Similarly, the Minchas Chinuch asserts, when one clips the black hairs of the Parah Adumah, this act is not considered shearing Kodshim, but rather it is considered an entirely different act of making the cow fit for use as a Parah Adumah. Therefore, it is considered a Davar she'Eino Miskaven, because there is no intention at all to shear the animal.
The Minchas Chinuch says that according to this approach, Rashi will maintain that one may let blood of a Bechor that has high blood pressure (see Mishnah later, 33b), despite the fact that doing so gives the Bechor a Mum. This is permitted even according to the opinion (33b) that it is forbidden mid'Oraisa to make a blemish even in a Bechor that already has a blemish. The reason it is permitted is because when one lets the blood, one has no intention to make a Mum in the Bechor, but rather to achieve an entirely different goal -- to heal the Bechor. (See also Insights to Zevachim 91:2.) (D. BLOOM)


QUESTION: Rebbi Asi in the name of Reish Lakish says that Akavya ben Mehalalel agrees with the Chachamim that when an expert Kohen did not permit the Bechor by examining its Mum, it is forbidden to derive benefit from the hair that falls off of the animal. Rav Sheshes questions this from a Beraisa (according to Rav Nachman's explanation), in which the Tana Kama and Rebbi Yosi argue about the wool of a Bechor Ba'al Mum that becomes mixed with the wool of other animals. The Tana Kama prohibits the entire mixture. Rebbi Yosi says that one may permit the wool by examining the Mum; if the Mum is a permanent one, then the Bechor may be slaughtered and the wool is permitted. We see from the Beraisa that the wool of a Bechor Ba'al Mum is permitted even before an expert permits the animal.
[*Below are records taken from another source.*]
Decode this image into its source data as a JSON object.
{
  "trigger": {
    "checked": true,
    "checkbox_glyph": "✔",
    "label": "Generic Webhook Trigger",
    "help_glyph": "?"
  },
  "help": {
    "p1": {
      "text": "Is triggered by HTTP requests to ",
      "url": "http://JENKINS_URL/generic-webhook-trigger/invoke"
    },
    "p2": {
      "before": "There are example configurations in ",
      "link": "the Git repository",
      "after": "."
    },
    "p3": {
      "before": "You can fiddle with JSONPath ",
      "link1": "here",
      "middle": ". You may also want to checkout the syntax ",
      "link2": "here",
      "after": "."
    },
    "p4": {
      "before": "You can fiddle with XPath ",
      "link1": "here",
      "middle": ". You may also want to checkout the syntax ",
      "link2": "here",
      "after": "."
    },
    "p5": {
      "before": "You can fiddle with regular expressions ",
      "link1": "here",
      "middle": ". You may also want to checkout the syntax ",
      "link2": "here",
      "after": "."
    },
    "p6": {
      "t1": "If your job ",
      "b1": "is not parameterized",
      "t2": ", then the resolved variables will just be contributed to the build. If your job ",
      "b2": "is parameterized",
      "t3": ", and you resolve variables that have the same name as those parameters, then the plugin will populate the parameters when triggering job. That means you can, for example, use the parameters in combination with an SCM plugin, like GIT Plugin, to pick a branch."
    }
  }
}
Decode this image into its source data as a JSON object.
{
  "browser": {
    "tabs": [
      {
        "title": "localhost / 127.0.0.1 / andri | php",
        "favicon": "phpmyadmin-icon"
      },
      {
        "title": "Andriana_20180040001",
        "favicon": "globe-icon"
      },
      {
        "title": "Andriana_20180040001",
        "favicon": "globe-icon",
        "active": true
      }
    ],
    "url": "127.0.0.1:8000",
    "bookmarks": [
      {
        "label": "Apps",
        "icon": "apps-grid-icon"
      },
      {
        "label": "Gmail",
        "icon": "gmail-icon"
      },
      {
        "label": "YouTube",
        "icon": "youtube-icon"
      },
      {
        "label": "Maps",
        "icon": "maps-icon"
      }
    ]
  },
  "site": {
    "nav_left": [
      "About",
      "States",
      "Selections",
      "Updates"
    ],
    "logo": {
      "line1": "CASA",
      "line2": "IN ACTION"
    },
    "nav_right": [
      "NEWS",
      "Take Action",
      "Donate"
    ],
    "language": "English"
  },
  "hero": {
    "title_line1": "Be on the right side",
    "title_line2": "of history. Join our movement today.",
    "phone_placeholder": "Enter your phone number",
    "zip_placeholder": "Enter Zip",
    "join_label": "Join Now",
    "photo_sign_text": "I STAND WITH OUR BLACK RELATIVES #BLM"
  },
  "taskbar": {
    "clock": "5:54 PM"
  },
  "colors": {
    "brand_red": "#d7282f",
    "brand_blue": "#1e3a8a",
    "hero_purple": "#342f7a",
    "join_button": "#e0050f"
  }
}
Why should all of the wool be forbidden (according to the Tana Kama, and according to Rebbi Yosi when the Mum is not a permanent one) due to the Bechor's wool that became mixed with it? The prohibited wool should be Batel!
(a) The RAMBAM (Hilchos Bechoros 3:12) writes that the wool is considered a "Davar Chashuv," an object of significance, which is not Batel in any amount.
(b) The RA'AVAD (ibid.) writes that the Rabanan prohibited the mixture as a penalty for leaving the Bechor in one's possession for so long, or for actively shearing the wool.
(c) The Ra'avad writes further that since the wool is Kodshim, one can redeem it with Pidyon, and thus it is a Davar she'Yesh Lo Matirin, which is not Batel in any amount. (See also YOSEF DA'AS.)